featured poem by Patrick Donnelly



When I rinsed my spectacles under the tap and wiped them with my undershirt,

When every night the striped spider rebuilt her web, triangulating with a car
aerial that every morning pulled the work apart,

When a man, and then a woman, with orange flags flapping from their
motorchairs rolled under the kitchen windows, he with one leg, she with

When the poor streets bore names like Gold, Paris, and Temple,

When from the Second Baptist Church came a song of dissatisfaction with the city of
men, in which one tenor predominated, especially when he paused to breathe,

When a sign told how at this mission migrants  prayed pardonne-nous nos offences,
fed on franks and beans, were handed a few dollars to tide them till they
disappeared into the mills lit all night,

(mills long shut, town folded for years at dusk),

Here the brightness that caught the eye by the river was only a marble in the
grass, a wish-fulfilling jewel I put in my pocket,

Here someone mowed grass in circles around a black stone and a white stone,
which married the black stone to the white stone,

Here the Kennebec was too wide fast and deep to swim, though gulls stood safe on
a strange middle shallow,

Here my name inside the rusty box where mail comes, and under that a bed of
Solomon’s Seal,

Here the little dirt playground taught with signs the animals of my Neighborhood!
moose, deer and fawn, coyote, red fox, beaver, fisher, sea otter, skunk, raccoon,
snakes (won’t hurt you), ground hog, ospre, Great Blue heron, STORKS, OWL,
squirles, muskrat. We live in the right place,
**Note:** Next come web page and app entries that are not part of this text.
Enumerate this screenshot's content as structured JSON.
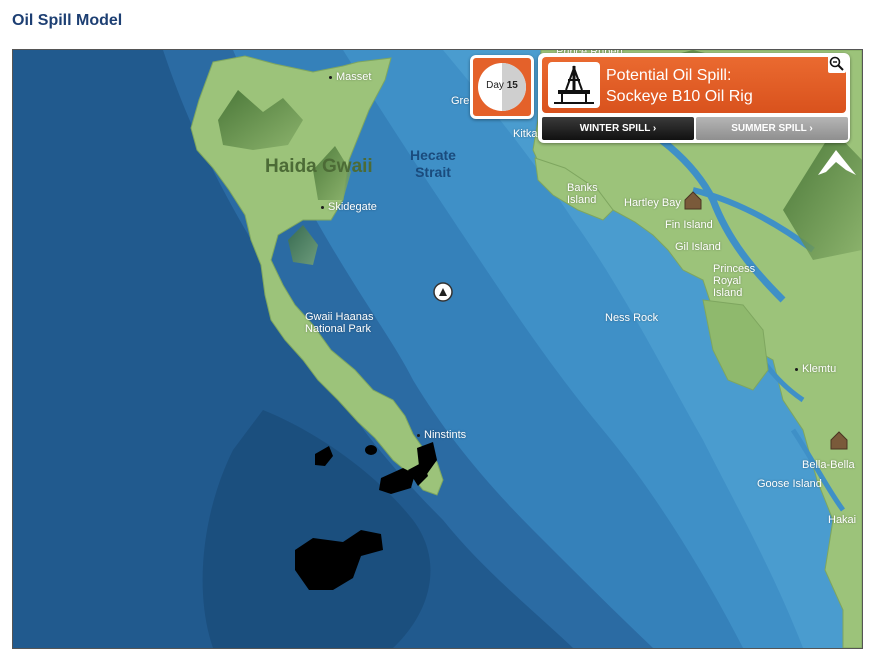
{
  "page": {
    "title": "Oil Spill Model"
  },
  "overlay": {
    "day_prefix": "Day",
    "day_number": "15",
    "day_progress": 0.5,
    "spill_title_line1": "Potential Oil Spill:",
    "spill_title_line2": "Sockeye B10 Oil Rig",
    "winter_button": "WINTER SPILL",
    "summer_button": "SUMMER SPILL",
    "accent_color": "#e4612a"
  },
  "map": {
    "island_name": "Haida Gwaii",
    "strait_name": "Hecate Strait",
    "places": {
      "masset": "Masset",
      "skidegate": "Skidegate",
      "gwaii_haanas": "Gwaii Haanas National Park",
      "ninstints": "Ninstints",
      "banks_island": "Banks Island",
      "hartley_bay": "Hartley Bay",
      "fin_island": "Fin Island",
      "gil_island": "Gil Island",
      "princess_royal": "Princess Royal Island",
      "ness_rock": "Ness Rock",
      "klemtu": "Klemtu",
      "bella_bella": "Bella-Bella",
      "goose_island": "Goose Island",
      "hakai": "Hakai",
      "prince_rupert_partial": "Prince Rupert",
      "grenville_partial": "Gre",
      "kitkatla_partial": "Kitka"
    },
    "colors": {
      "ocean_deep": "#215a8e",
      "ocean_mid": "#2f74ab",
      "ocean_shelf": "#3f8fc4",
      "land": "#9cc37a",
      "oil": "#000000"
    }
  }
}
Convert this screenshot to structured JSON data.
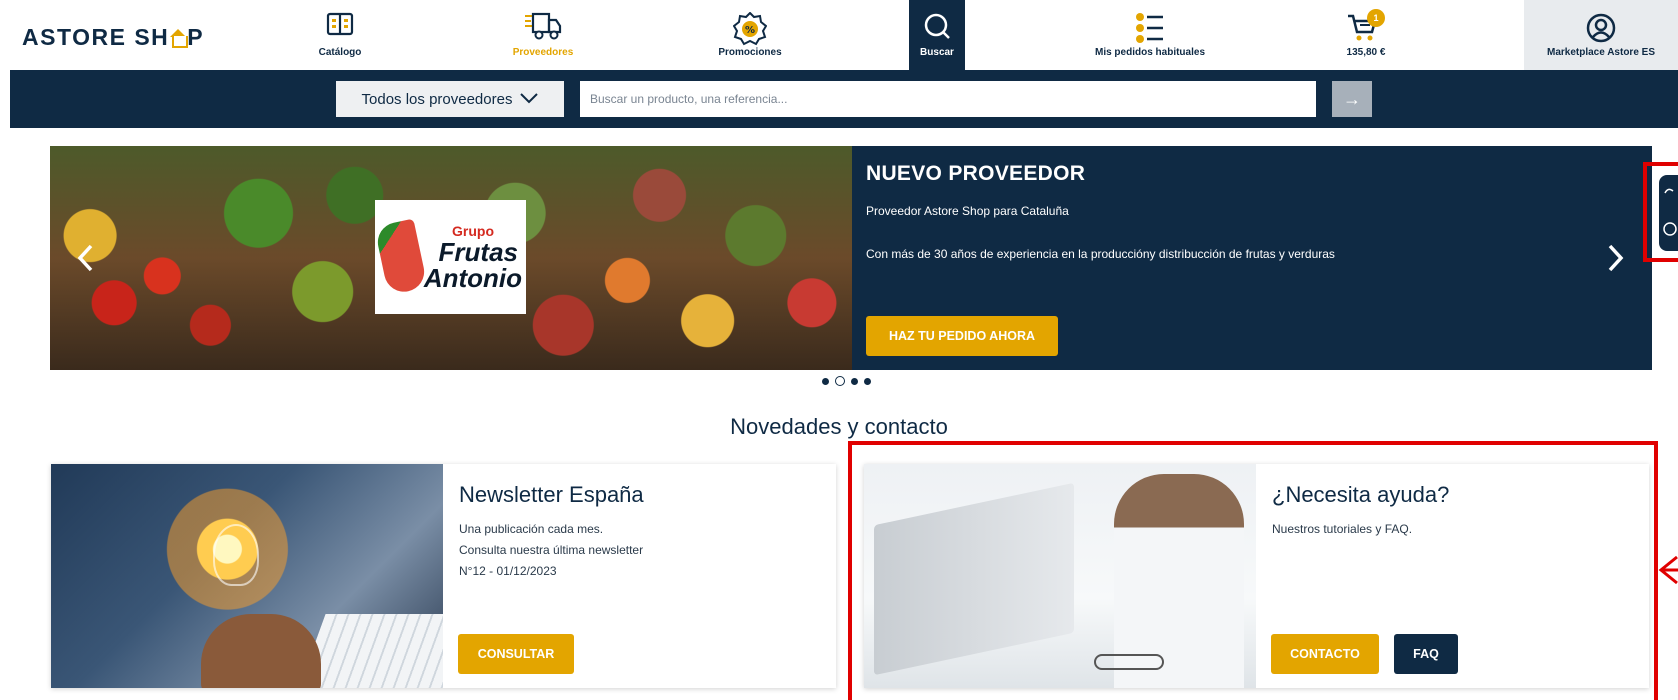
{
  "header": {
    "logo": "ASTORE SHOP",
    "logo_prefix": "ASTORE SH",
    "logo_suffix": "P",
    "nav": [
      {
        "label": "Catálogo",
        "icon": "catalog-book-icon"
      },
      {
        "label": "Proveedores",
        "icon": "delivery-truck-icon"
      },
      {
        "label": "Promociones",
        "icon": "percent-badge-icon"
      },
      {
        "label": "Buscar",
        "icon": "search-icon"
      },
      {
        "label": "Mis pedidos habituales",
        "icon": "list-icon"
      },
      {
        "label": "135,80 €",
        "icon": "cart-icon",
        "badge": "1"
      },
      {
        "label": "Marketplace Astore ES",
        "icon": "user-icon"
      }
    ]
  },
  "search": {
    "provider_select": "Todos los proveedores",
    "placeholder": "Buscar un producto, una referencia...",
    "submit": "→"
  },
  "hero": {
    "logo_line1": "Grupo",
    "logo_line2": "Frutas",
    "logo_line3": "Antonio",
    "title": "NUEVO PROVEEDOR",
    "subtitle": "Proveedor Astore Shop para Cataluña",
    "description": "Con más de 30 años de experiencia en la produccióny distribucción de frutas y verduras",
    "cta": "HAZ TU PEDIDO AHORA",
    "prev": "‹",
    "next": "›",
    "slides": 4,
    "active_slide": 2
  },
  "section": {
    "title": "Novedades y contacto"
  },
  "cards": {
    "newsletter": {
      "title": "Newsletter España",
      "line1": "Una publicación cada mes.",
      "line2": "Consulta nuestra última newsletter",
      "line3": "N°12 - 01/12/2023",
      "button": "CONSULTAR"
    },
    "help": {
      "title": "¿Necesita ayuda?",
      "line1": "Nuestros tutoriales y FAQ.",
      "button_contact": "CONTACTO",
      "button_faq": "FAQ"
    }
  },
  "colors": {
    "navy": "#0f2a44",
    "accent": "#e3a500",
    "highlight": "#e00000"
  }
}
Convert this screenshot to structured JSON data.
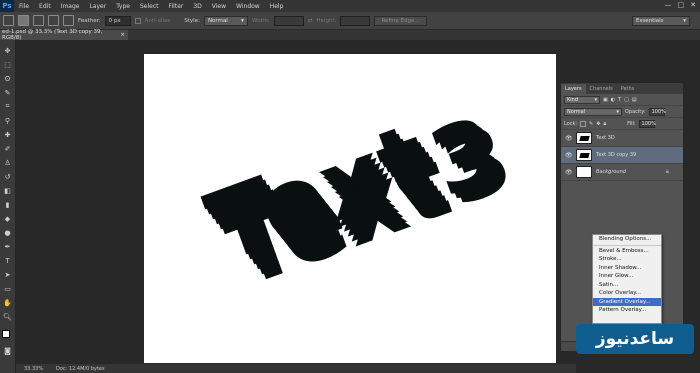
{
  "app": {
    "logo_text": "Ps"
  },
  "menu": [
    "File",
    "Edit",
    "Image",
    "Layer",
    "Type",
    "Select",
    "Filter",
    "3D",
    "View",
    "Window",
    "Help"
  ],
  "window_controls": {
    "minimize": "—",
    "restore": "□",
    "close": "✕"
  },
  "options_bar": {
    "feather_label": "Feather:",
    "feather_value": "0 px",
    "antialias_label": "Anti-alias",
    "style_label": "Style:",
    "style_value": "Normal",
    "width_label": "Width:",
    "height_label": "Height:",
    "refine_edge_label": "Refine Edge...",
    "workspace_value": "Essentials"
  },
  "document_tab": {
    "title": "ed-1.psd @ 33.3% (Text 3D copy 39, RGB/8)",
    "close": "×"
  },
  "status_bar": {
    "zoom": "33.33%",
    "doc_info": "Doc: 12.4M/0 bytes"
  },
  "layers_panel": {
    "tabs": [
      "Layers",
      "Channels",
      "Paths"
    ],
    "active_tab": "Layers",
    "filter_value": "Kind",
    "blend_mode": "Normal",
    "opacity_label": "Opacity:",
    "opacity_value": "100%",
    "lock_label": "Lock:",
    "fill_label": "Fill:",
    "fill_value": "100%",
    "layers": [
      {
        "name": "Text 3D",
        "selected": false
      },
      {
        "name": "Text 3D copy 39",
        "selected": true
      },
      {
        "name": "Background",
        "selected": false
      }
    ]
  },
  "context_menu": {
    "items": [
      "Blending Options...",
      "Bevel & Emboss...",
      "Stroke...",
      "Inner Shadow...",
      "Inner Glow...",
      "Satin...",
      "Color Overlay...",
      "Gradient Overlay...",
      "Pattern Overlay..."
    ],
    "highlighted": "Gradient Overlay..."
  },
  "canvas_art": {
    "text": "Text 3D",
    "color": "#0a0f0f"
  },
  "watermark": {
    "text": "ساعدنیوز"
  },
  "colors": {
    "selection_blue": "#3c6fc4",
    "layer_selected": "#5e6c7d",
    "watermark_bg": "#0f5e8f"
  }
}
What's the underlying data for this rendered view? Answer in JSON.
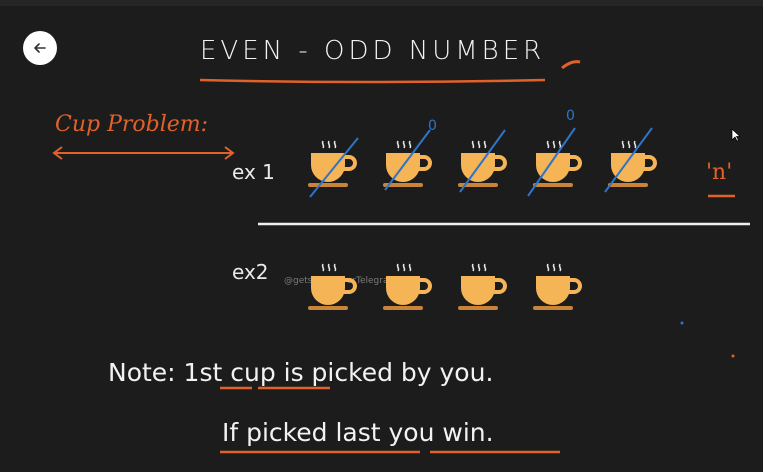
{
  "title": "EVEN - ODD  NUMBER",
  "cup_problem": "Cup Problem:",
  "ex1_label": "ex 1",
  "ex2_label": "ex2",
  "n_label": "'n'",
  "note_line": "Note:  1st cup is picked by you.",
  "win_line": "If picked last  you win.",
  "watermark": "@getstudyfeverTelegram",
  "marker_zero": "0",
  "icons": {
    "back": "arrow-left-icon",
    "cup": "coffee-cup-icon",
    "cursor": "mouse-pointer-icon"
  },
  "colors": {
    "background": "#1c1c1c",
    "ink": "#f2f2f2",
    "orange": "#e0622a",
    "blue": "#2f74c7",
    "cup": "#f5b455"
  },
  "ex1_cups_crossed": 5,
  "ex2_cups": 4
}
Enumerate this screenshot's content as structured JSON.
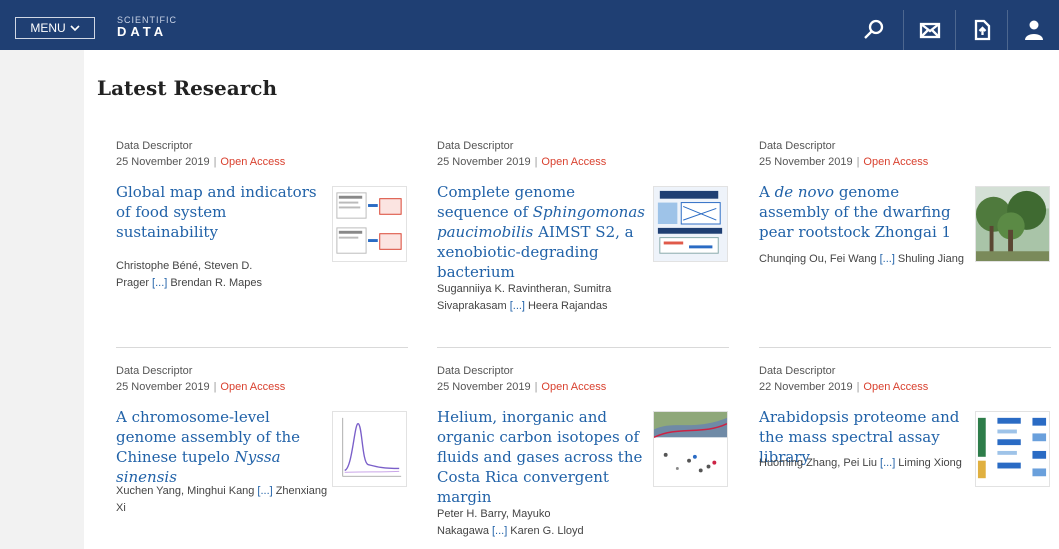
{
  "header": {
    "menu_label": "MENU",
    "logo_top": "SCIENTIFIC",
    "logo_bottom": "DATA",
    "icons": [
      "search-icon",
      "mail-icon",
      "submit-icon",
      "account-icon"
    ]
  },
  "page": {
    "heading": "Latest Research"
  },
  "articles": [
    {
      "type": "Data Descriptor",
      "date": "25 November 2019",
      "access": "Open Access",
      "title_parts": [
        {
          "t": "Global map and indicators of food system sustainability"
        }
      ],
      "authors_a": "Christophe Béné, Steven D. Prager",
      "authors_b": "Brendan R. Mapes",
      "thumb": "flow-diagram"
    },
    {
      "type": "Data Descriptor",
      "date": "25 November 2019",
      "access": "Open Access",
      "title_parts": [
        {
          "t": "Complete genome sequence of "
        },
        {
          "t": "Sphingomonas paucimobilis",
          "i": true
        },
        {
          "t": " AIMST S2, a xenobiotic-degrading bacterium"
        }
      ],
      "authors_a": "Suganniiya K. Ravintheran, Sumitra Sivaprakasam",
      "authors_b": "Heera Rajandas",
      "thumb": "pipeline-diagram"
    },
    {
      "type": "Data Descriptor",
      "date": "25 November 2019",
      "access": "Open Access",
      "title_parts": [
        {
          "t": "A "
        },
        {
          "t": "de novo",
          "i": true
        },
        {
          "t": " genome assembly of the dwarfing pear rootstock Zhongai 1"
        }
      ],
      "authors_a": "Chunqing Ou, Fei Wang",
      "authors_b": "Shuling Jiang",
      "thumb": "tree-photo"
    },
    {
      "type": "Data Descriptor",
      "date": "25 November 2019",
      "access": "Open Access",
      "title_parts": [
        {
          "t": "A chromosome-level genome assembly of the Chinese tupelo "
        },
        {
          "t": "Nyssa sinensis",
          "i": true
        }
      ],
      "authors_a": "Xuchen Yang, Minghui Kang",
      "authors_b": "Zhenxiang Xi",
      "thumb": "peak-plot"
    },
    {
      "type": "Data Descriptor",
      "date": "25 November 2019",
      "access": "Open Access",
      "title_parts": [
        {
          "t": "Helium, inorganic and organic carbon isotopes of fluids and gases across the Costa Rica convergent margin"
        }
      ],
      "authors_a": "Peter H. Barry, Mayuko Nakagawa",
      "authors_b": "Karen G. Lloyd",
      "thumb": "map-scatter"
    },
    {
      "type": "Data Descriptor",
      "date": "22 November 2019",
      "access": "Open Access",
      "title_parts": [
        {
          "t": "Arabidopsis proteome and the mass spectral assay library"
        }
      ],
      "authors_a": "Huoming Zhang, Pei Liu",
      "authors_b": "Liming Xiong",
      "thumb": "workflow-diagram"
    }
  ],
  "ellipsis": "[...]",
  "separator": "|"
}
Taught if you were NOT there, don’t use your voice to spread rumors. FINI – END –
Adios – Aloha – hasta la vista, Baby,

Taught if you can’t make a decision right now, tell the other person you will get back to
them later. Take your time and make the Right Choice. No Sadness,

Taught A Hundred Years Go By Quick (not knowing then all this would be gone by

And a Museum of the Streets sign remembered this is the way the trolley went,
how “riding in the wood-sided cars, listening to the bell clanging, was a
pleasure … convenient, economical and pollution-free,”

And a sign taped to that sign said Maggy a longhaired grey aged one and a
half years is missing,

And a window warned “Never Mind the Dog Beware the Owner,”

Where some person entirely without irony let pink petunias overflow the
windowboxes of a white cottage with blue shutters,

Where roses set their autumn hips again, and bittersweet its feral fruit,

Where there was water and the sound of water,

Where a urinous wall inside the former token-booth of the Two-Cent Bridge
(since 1973 on the National Register of Historic Places) announced I give
Good Head and have a Nice Dick
followed by a number and Ask for Travis,

Where a polished stone explained THIS TREE IS A SYMBOL OF THE
WATERVILLE, MAINE, an idea of Natalia Kempers who before she passed
was “translator of the many correspondences that arose through the

And a man in black, maybe Travis, stepped onto the bridge as I stepped off,

And the tent-moth hid its young in silken bags,

And according to the landlady, Ivan the three-legged cat dodged death at the
shelter by virtue of passionate leanings, wreathings and rubbings,

And there was porn for straights but none for gays in the back room of the local
video mart, where a sign requested please be courteous and put your choice into
the small black bags provided before you bring it to the counter,

When work carried me far beyond, Stephen my little wood dove,

When a pickup parked under CAUTION CHANGING RIVER BOTTOM at the
absolute lonesome bottom of an early Sunday morning boat ramp might
have been looking for a sign of love,
but started his engine and drove away
after I gave him my back for half an hour, didn’t turn even once to meet his

When I washed my door with a rag,
and thought myself the first, the only, the one, the solitary, the unique.

Then filled the soul with doubt, with every kind of not-knowing,
and made a song of the cloud of unknowing, which sang

the terrible, deep modesty of creatures, every poor trickling momentary thing

whether we know it or not….


Whether we and our politicians know it or not, Nature is party to all our deals and decisions, and she has more votes, a longer memory, and a sterner sense of justice than we do.
Wendell Berry